> _Task objective_
Make an exact copy of every entry below, with the pictures left out.

> _Provided entries_
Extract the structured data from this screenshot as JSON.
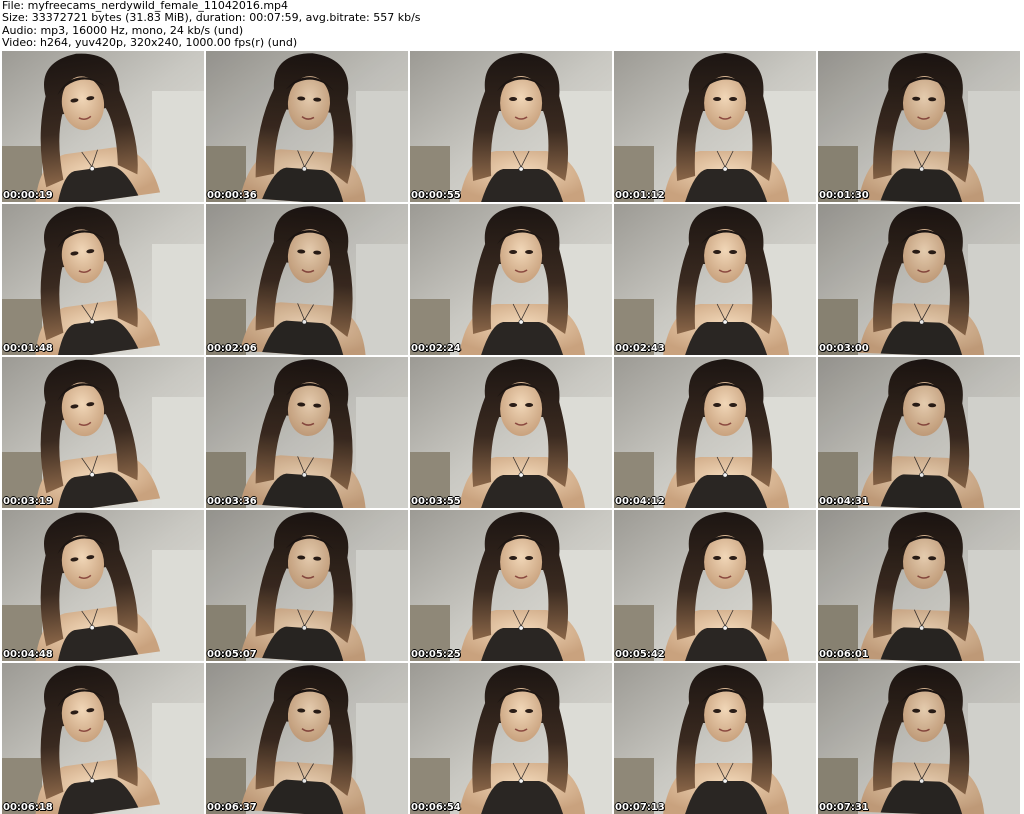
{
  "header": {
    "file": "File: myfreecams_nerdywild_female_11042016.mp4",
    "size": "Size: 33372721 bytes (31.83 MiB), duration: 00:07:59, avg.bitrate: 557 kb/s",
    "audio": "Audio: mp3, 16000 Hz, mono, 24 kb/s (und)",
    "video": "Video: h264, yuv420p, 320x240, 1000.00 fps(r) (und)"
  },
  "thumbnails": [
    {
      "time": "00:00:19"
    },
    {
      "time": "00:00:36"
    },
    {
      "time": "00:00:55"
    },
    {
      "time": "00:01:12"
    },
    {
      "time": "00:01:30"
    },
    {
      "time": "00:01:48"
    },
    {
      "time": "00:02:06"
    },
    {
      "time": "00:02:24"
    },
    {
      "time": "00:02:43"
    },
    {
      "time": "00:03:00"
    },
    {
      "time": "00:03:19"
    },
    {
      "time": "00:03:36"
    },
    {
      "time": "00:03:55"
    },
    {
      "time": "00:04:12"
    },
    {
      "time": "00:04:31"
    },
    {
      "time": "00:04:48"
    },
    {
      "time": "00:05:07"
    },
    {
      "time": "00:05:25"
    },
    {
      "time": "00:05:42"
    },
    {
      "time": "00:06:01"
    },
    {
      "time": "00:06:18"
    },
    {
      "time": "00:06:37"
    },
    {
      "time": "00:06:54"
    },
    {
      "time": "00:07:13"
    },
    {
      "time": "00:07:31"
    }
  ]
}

> _Result for this task_
Extract the structured data from this screenshot as JSON.
{
  "header": {
    "file": "File: myfreecams_nerdywild_female_11042016.mp4",
    "size": "Size: 33372721 bytes (31.83 MiB), duration: 00:07:59, avg.bitrate: 557 kb/s",
    "audio": "Audio: mp3, 16000 Hz, mono, 24 kb/s (und)",
    "video": "Video: h264, yuv420p, 320x240, 1000.00 fps(r) (und)"
  },
  "thumbnails": [
    {
      "time": "00:00:19"
    },
    {
      "time": "00:00:36"
    },
    {
      "time": "00:00:55"
    },
    {
      "time": "00:01:12"
    },
    {
      "time": "00:01:30"
    },
    {
      "time": "00:01:48"
    },
    {
      "time": "00:02:06"
    },
    {
      "time": "00:02:24"
    },
    {
      "time": "00:02:43"
    },
    {
      "time": "00:03:00"
    },
    {
      "time": "00:03:19"
    },
    {
      "time": "00:03:36"
    },
    {
      "time": "00:03:55"
    },
    {
      "time": "00:04:12"
    },
    {
      "time": "00:04:31"
    },
    {
      "time": "00:04:48"
    },
    {
      "time": "00:05:07"
    },
    {
      "time": "00:05:25"
    },
    {
      "time": "00:05:42"
    },
    {
      "time": "00:06:01"
    },
    {
      "time": "00:06:18"
    },
    {
      "time": "00:06:37"
    },
    {
      "time": "00:06:54"
    },
    {
      "time": "00:07:13"
    },
    {
      "time": "00:07:31"
    }
  ]
}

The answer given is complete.